      If the current price is based on 4% economic growth and the economy only grows 3%, the market will fall despite the economy growing a lot.
      Apr 10, 2018
  • Amazon gTx3el
    Thought experiment:

    Equate your wealth with any physical asset. Like gold, or real estate. Calculate the weight or square miles of you wealth: "I'm worth ten pounds of gold" or "I'm worth one square mile".

    Put these assets in a perpetual trust and let it grow by 4% per year, to be inherited by you descendants.

    Now suppose this trust lasts for
    two thousand years. Now how much land area or gold weight is it worth? 1.04^2000 = ?

    And how does that compare to the total mass of the solar system, or the surface area of all its planets?

    Do you still think 4% growth if achievable in perpetuity?
    Apr 10, 2018 4
    • Google Tesla69
      Jesus this thread is filled with misunderstandings. I should write a book.

      As we speak, the proportion of all wealth is being shifted into virtual assets. Even if total wealth grows, it says nothing about physical wealth.
      Apr 10, 2018
    • Google Tesla69
      And yes, we can consume the resources of the observable universe.
      Apr 10, 2018
    • Amazon gTx3el
      I would argue that "virtual assets" are at least partly a form of inflation. Ultimately you live in a physical home consume a physical burger.
      Apr 10, 2018
    • Microsoft / Eng 20% raise
      Depends what unit that is denominated in. You won't make as (numerically) high returns on Euros as you would with Ukrainian Hryvnia.

      Also there's a difference between 4% growth forever and 4% returns. You're assuming none of the returns are spent, and rather they are entirely reinvested.
      Apr 10, 2018
  • LinkedIn / Eng FqzB62
    The money supply of the world will only go up. Central banks print money all the time. Also, as the world becomes more populated, in theory, more value will be produced and that will have a positive correlation with the markets.
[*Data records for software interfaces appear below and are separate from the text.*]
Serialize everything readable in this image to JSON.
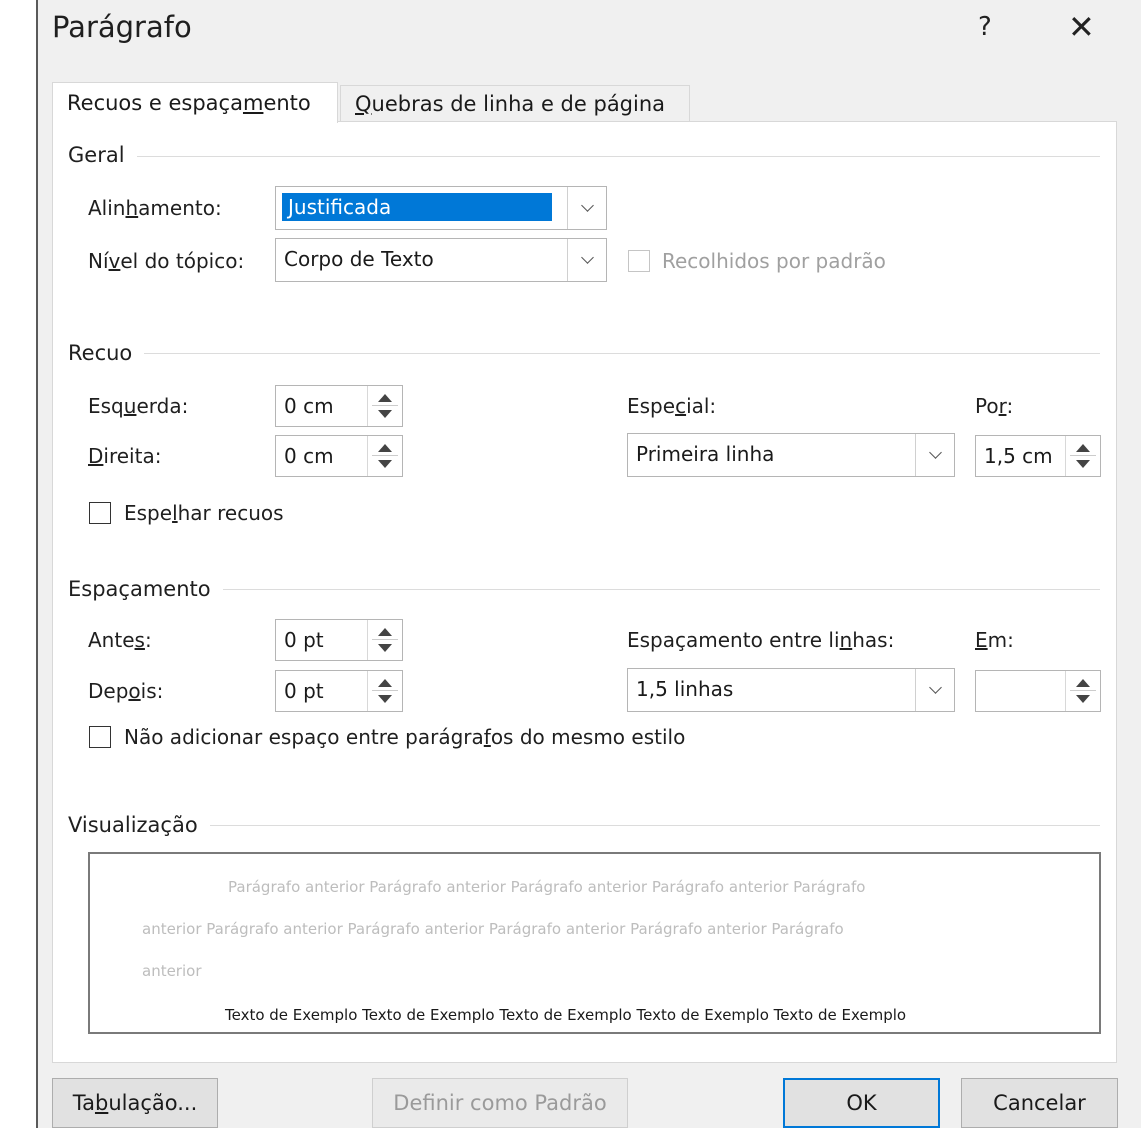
{
  "dialog": {
    "title": "Parágrafo",
    "help_label": "?",
    "close_glyph": "✕"
  },
  "tabs": [
    {
      "label_pre": "Recuos e espaça",
      "label_u": "m",
      "label_post": "ento",
      "active": true
    },
    {
      "label_pre": "",
      "label_u": "Q",
      "label_post": "uebras de linha e de página",
      "active": false
    }
  ],
  "geral": {
    "title": "Geral",
    "alignment": {
      "label_pre": "Alin",
      "label_u": "h",
      "label_post": "amento:",
      "value": "Justificada"
    },
    "outline": {
      "label_pre": "Ní",
      "label_u": "v",
      "label_post": "el do tópico:",
      "value": "Corpo de Texto"
    },
    "collapsed": {
      "label": "Recolhidos por padrão",
      "checked": false,
      "disabled": true
    }
  },
  "recuo": {
    "title": "Recuo",
    "left": {
      "label_pre": "Esq",
      "label_u": "u",
      "label_post": "erda:",
      "value": "0 cm"
    },
    "right": {
      "label_pre": "",
      "label_u": "D",
      "label_post": "ireita:",
      "value": "0 cm"
    },
    "special": {
      "label_pre": "Espe",
      "label_u": "c",
      "label_post": "ial:",
      "value": "Primeira linha"
    },
    "by": {
      "label_pre": "Po",
      "label_u": "r",
      "label_post": ":",
      "value": "1,5 cm"
    },
    "mirror": {
      "label_pre": "Espe",
      "label_u": "l",
      "label_post": "har recuos",
      "checked": false
    }
  },
  "espacamento": {
    "title": "Espaçamento",
    "before": {
      "label_pre": "Ante",
      "label_u": "s",
      "label_post": ":",
      "value": "0 pt"
    },
    "after": {
      "label_pre": "Dep",
      "label_u": "o",
      "label_post": "is:",
      "value": "0 pt"
    },
    "line": {
      "label_pre": "Espaçamento entre li",
      "label_u": "n",
      "label_post": "has:",
      "value": "1,5 linhas"
    },
    "at": {
      "label_pre": "",
      "label_u": "E",
      "label_post": "m:",
      "value": ""
    },
    "dont_add": {
      "label_pre": "Não adicionar espaço entre parágra",
      "label_u": "f",
      "label_post": "os do mesmo estilo",
      "checked": false
    }
  },
  "visualizacao": {
    "title": "Visualização",
    "prev_lines": [
      "Parágrafo anterior  Parágrafo anterior  Parágrafo anterior  Parágrafo anterior  Parágrafo",
      "anterior  Parágrafo anterior  Parágrafo anterior  Parágrafo anterior  Parágrafo anterior  Parágrafo",
      "anterior"
    ],
    "sample": "Texto de Exemplo Texto de Exemplo Texto de Exemplo Texto de Exemplo Texto de Exemplo"
  },
  "buttons": {
    "tabs": {
      "label_pre": "Ta",
      "label_u": "b",
      "label_post": "ulação..."
    },
    "default": {
      "label": "Definir como Padrão"
    },
    "ok": {
      "label": "OK"
    },
    "cancel": {
      "label": "Cancelar"
    }
  }
}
    If you invest internationally, if anything happens to Europe, US stocks will go up; if anything happens to US stocks, gold will go up. Money will always be moved around and as Jim Cramer says "there's always a bull market somewhere."
    Apr 15, 2018 0